Cloud computing is a fast-growing segment of the IT market.
Between higher mobile device usage, dropping storage costs, and super-fast connection speeds, the cloud is becoming more and more attractive to businesses and consumers.
So is the airline industry taking notice?
Airlines on Board
According to the 2012 Airline IT Trends Survey, 75% of airlines plan to implement infrastructure-as-a-service technology by 2015; those numbers are the same for software-as-a-service. Nearly 40% of airlines are already using SaaS.
Almost 70% of airlines surveyed said they plan to use desktop-as-a-service technology by 2015, though only 11% already have this service up and running.
Cloud computing provides several benefits for the airline industry, including:
- Improved flexibility. If the airline needs to update or install a new app on all ticketing office and call center computers, the cloud makes the process quick and painless.
- Reduced costs. Cloud computing requires fewer onsite IT resources and less physical space. These cost savings are critical for cash-strapped airlines.
- Cloud providers that offer variable cost models are particularly attractive to airlines. These providers allow the airline to pay only for the amount of bandwidth it uses — which can amount to a major savings in slower months.
For a real-world example of how the cloud can benefit airlines, let’s take a look at Air Malta.
By outsourcing its IT operations and shifting its infrastructure to a cloud-based system, this airline is saving 30% over its old IT model. The company’s networking, security elements, and office automation servers are all moving to the cloud.
At the same time, Air Malta is providing employees with new laptops and tablets supported by mobile services, boosting their overall productivity.
The U.K.’s second-largest airport, London Gatwick took a major leap into the cloud earlier this year.
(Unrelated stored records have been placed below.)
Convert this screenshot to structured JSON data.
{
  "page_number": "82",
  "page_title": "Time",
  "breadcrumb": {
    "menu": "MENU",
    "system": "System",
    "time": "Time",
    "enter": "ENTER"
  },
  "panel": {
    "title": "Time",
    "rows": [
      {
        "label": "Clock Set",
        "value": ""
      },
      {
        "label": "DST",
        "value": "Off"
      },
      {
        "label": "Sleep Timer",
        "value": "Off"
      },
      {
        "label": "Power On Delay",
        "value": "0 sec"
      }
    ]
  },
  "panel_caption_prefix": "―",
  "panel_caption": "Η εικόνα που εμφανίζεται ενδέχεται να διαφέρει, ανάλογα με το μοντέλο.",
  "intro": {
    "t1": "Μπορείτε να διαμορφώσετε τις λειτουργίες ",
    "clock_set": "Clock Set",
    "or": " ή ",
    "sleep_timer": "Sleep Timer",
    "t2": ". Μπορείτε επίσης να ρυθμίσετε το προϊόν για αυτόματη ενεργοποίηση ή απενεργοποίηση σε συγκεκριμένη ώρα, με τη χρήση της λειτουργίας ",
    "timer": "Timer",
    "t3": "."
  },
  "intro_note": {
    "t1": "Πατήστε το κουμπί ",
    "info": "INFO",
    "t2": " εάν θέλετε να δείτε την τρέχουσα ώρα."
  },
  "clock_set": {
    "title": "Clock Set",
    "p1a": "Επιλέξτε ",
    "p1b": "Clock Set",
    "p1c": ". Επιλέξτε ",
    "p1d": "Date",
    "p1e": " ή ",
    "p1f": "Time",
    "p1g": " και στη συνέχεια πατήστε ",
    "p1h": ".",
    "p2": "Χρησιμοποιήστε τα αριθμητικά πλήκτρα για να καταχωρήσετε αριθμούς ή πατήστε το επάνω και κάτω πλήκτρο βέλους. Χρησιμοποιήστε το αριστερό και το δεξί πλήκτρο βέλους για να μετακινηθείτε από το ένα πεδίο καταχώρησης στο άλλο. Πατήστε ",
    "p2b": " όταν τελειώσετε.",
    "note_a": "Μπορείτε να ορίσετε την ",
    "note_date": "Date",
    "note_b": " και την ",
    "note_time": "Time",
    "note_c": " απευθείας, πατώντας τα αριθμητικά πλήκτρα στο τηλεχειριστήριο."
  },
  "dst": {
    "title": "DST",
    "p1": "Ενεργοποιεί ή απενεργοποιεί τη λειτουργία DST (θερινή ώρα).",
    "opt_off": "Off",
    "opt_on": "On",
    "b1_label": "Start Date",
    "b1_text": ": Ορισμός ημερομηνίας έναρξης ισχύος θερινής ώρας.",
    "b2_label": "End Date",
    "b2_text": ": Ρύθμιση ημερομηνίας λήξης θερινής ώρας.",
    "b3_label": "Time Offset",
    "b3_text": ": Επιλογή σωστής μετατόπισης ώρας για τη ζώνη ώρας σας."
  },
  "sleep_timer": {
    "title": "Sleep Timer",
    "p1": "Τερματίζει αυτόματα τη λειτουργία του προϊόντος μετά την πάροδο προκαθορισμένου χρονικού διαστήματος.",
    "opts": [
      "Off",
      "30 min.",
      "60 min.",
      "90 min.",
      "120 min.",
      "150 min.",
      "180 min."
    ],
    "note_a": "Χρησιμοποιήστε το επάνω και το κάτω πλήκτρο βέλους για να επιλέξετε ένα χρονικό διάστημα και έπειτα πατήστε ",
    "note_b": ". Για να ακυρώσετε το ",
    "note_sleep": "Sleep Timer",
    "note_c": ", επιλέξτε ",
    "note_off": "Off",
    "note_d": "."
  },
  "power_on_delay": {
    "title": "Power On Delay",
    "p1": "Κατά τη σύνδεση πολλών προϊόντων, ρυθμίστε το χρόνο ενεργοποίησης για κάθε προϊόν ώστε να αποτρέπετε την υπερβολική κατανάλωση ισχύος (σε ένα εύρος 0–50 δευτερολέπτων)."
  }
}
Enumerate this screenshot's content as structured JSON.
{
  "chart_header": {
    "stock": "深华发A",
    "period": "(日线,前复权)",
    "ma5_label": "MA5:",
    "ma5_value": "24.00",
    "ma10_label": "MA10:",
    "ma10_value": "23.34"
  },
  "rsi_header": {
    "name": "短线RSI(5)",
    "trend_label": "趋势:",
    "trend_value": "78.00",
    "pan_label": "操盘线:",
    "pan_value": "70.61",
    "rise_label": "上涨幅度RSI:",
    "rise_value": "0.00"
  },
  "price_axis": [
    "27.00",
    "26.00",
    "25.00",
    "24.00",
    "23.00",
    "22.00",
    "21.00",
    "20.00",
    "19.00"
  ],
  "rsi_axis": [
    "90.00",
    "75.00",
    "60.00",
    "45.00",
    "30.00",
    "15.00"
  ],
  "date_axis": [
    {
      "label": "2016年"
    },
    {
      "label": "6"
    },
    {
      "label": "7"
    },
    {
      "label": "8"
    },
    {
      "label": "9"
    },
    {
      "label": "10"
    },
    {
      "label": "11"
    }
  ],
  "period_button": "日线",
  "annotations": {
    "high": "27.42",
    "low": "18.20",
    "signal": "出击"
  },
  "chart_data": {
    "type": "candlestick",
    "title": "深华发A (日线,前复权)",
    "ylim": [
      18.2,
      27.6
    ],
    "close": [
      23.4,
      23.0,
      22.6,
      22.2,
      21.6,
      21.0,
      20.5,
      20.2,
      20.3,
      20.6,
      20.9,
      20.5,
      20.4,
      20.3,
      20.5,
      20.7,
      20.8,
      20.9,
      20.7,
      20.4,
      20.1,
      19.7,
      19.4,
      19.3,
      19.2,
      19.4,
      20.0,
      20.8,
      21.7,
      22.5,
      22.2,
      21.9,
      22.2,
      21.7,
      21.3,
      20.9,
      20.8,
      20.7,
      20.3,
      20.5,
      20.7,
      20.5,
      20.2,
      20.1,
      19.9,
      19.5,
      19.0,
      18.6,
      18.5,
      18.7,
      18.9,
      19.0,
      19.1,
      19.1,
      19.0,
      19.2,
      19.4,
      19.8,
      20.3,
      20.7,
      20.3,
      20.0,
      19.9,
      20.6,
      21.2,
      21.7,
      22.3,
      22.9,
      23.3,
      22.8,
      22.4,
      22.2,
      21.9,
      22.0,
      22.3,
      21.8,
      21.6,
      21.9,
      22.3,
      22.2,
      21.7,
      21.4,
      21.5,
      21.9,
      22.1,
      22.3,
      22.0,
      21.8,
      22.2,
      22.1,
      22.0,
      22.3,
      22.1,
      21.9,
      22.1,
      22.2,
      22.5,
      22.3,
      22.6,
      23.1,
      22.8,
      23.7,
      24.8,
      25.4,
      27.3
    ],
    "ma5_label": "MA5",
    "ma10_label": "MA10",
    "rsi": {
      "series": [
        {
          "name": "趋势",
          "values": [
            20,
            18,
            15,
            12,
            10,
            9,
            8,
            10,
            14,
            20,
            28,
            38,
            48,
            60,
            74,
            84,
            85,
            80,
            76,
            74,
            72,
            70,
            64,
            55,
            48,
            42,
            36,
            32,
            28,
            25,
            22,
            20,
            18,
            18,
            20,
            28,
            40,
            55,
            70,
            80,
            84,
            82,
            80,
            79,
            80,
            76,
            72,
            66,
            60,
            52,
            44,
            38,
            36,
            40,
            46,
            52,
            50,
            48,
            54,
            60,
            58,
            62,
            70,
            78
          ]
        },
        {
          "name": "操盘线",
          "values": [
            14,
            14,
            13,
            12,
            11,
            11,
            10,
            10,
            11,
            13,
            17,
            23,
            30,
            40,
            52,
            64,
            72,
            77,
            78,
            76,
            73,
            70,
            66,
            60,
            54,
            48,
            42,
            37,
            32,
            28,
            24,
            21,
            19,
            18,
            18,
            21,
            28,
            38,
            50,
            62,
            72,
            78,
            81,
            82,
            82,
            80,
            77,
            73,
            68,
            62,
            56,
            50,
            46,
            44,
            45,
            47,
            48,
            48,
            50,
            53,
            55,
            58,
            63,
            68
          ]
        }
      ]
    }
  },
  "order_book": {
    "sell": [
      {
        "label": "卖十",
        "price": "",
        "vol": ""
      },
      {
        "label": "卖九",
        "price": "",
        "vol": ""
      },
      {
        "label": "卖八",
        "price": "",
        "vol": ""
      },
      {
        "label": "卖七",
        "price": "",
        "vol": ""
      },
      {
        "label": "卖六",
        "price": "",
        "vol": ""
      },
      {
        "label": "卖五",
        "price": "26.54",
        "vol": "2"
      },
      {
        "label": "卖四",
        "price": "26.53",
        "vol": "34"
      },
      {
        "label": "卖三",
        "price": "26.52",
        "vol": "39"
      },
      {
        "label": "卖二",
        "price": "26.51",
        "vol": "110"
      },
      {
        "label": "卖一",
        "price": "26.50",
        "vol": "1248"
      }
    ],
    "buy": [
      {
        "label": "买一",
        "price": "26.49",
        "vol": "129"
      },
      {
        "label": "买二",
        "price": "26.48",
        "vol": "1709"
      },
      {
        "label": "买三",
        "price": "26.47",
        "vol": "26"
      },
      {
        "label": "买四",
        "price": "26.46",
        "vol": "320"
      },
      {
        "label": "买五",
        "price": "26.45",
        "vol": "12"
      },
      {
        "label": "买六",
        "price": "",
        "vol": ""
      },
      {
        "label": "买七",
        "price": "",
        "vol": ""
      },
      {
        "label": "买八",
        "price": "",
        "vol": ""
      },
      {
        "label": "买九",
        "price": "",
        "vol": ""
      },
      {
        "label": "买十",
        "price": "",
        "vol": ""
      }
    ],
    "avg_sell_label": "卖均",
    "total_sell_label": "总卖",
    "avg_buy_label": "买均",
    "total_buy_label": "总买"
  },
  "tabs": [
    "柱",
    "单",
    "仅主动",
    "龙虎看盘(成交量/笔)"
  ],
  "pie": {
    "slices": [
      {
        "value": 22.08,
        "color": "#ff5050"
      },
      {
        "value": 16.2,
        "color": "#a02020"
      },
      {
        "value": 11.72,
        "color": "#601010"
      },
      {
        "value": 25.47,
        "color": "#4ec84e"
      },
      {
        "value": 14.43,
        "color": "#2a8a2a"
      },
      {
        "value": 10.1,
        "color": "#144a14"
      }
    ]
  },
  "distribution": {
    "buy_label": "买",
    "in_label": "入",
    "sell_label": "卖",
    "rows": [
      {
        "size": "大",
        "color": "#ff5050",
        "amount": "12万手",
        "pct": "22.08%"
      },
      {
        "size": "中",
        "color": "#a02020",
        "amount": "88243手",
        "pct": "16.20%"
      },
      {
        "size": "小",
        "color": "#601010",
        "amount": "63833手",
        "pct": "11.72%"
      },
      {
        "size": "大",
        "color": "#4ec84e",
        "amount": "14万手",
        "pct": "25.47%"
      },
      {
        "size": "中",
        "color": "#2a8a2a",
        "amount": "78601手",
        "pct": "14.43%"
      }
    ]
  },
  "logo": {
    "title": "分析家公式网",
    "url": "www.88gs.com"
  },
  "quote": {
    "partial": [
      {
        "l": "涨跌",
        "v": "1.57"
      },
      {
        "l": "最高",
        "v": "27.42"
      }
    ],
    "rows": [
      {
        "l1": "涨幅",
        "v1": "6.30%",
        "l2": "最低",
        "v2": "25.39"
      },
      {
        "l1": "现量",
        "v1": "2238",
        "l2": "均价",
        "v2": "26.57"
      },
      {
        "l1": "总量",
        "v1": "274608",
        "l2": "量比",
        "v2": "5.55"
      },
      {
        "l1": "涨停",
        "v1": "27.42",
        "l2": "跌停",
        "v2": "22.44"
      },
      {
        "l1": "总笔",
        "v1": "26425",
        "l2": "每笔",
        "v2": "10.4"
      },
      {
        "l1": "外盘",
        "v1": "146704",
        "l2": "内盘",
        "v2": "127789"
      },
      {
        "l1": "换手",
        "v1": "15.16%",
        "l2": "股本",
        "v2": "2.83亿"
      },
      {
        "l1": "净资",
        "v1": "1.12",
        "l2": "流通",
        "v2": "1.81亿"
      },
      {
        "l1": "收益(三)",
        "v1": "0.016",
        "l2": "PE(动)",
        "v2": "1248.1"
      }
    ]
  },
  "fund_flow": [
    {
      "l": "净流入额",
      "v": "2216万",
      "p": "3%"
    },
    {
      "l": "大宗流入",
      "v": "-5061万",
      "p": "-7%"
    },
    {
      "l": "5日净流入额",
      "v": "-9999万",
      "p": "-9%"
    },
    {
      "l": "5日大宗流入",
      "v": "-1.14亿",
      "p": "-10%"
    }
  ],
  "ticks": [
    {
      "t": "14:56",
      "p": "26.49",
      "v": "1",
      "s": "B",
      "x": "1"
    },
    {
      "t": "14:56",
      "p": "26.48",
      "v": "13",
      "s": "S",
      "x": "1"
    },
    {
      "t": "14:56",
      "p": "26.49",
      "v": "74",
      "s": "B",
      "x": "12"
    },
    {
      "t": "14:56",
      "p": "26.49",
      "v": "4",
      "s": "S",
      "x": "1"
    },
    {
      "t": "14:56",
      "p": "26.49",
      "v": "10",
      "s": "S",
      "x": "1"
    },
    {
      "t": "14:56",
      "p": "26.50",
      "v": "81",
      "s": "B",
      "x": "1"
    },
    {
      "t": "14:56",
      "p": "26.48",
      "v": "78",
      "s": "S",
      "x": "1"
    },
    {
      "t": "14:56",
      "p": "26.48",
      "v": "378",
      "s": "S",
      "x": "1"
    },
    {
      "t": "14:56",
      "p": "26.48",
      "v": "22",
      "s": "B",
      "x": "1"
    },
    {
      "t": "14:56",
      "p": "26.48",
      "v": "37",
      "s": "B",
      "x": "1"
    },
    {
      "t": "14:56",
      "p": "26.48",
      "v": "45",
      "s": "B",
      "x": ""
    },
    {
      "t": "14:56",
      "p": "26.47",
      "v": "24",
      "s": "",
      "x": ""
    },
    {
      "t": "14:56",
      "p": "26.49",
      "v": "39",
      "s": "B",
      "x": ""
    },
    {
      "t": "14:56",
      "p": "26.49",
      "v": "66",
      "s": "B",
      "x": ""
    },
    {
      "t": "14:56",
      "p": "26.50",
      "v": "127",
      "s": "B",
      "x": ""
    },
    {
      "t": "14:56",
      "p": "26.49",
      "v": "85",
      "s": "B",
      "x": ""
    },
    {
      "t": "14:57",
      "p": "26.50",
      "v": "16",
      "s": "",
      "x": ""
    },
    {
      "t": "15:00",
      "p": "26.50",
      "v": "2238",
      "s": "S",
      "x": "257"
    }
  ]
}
By shifting its IT services into the cloud, the airport managed to eliminate 200 servers from its infrastructure. The overall plan is to drop from three data centers to just one by the end of 2016. Gatwick currently uses a dozen cloud-based services, working directly with an airline-industry application supplier.
The airport also launched a bring-your-own-device program to allow employees to use their own smartphones at work. These changes have allowed Gatwick to streamline its IT processes and reduce costs.
A lower-cost subsidiary of Singapore Airlines, Scoot adopted a data link management service to handle message exchanges between the cockpit and the ground. The first airline to adopt such a service, Scoot already has more than 12,000 aircraft using the technology.
Because this service is cloud hosted, the airline didn’t have to invest in extra hardware or hosting. This presented a far more cost effective solution for their data link needs.
Because of its flexibility and ease of implementation, cloud computing is an attractive service for many companies — and the airline industry has embraced it in a big way.
This service is helping airlines save or reduce major costs, helping them stay profitable in challenging economic times.
About the Author: Freelance blogger Angie Mansfield covers a variety of subjects for consumers and small business owners. Her work addresses topics such as business management, marketing, and finding a cheap hotel for your vacation.
License: Creative Commons image source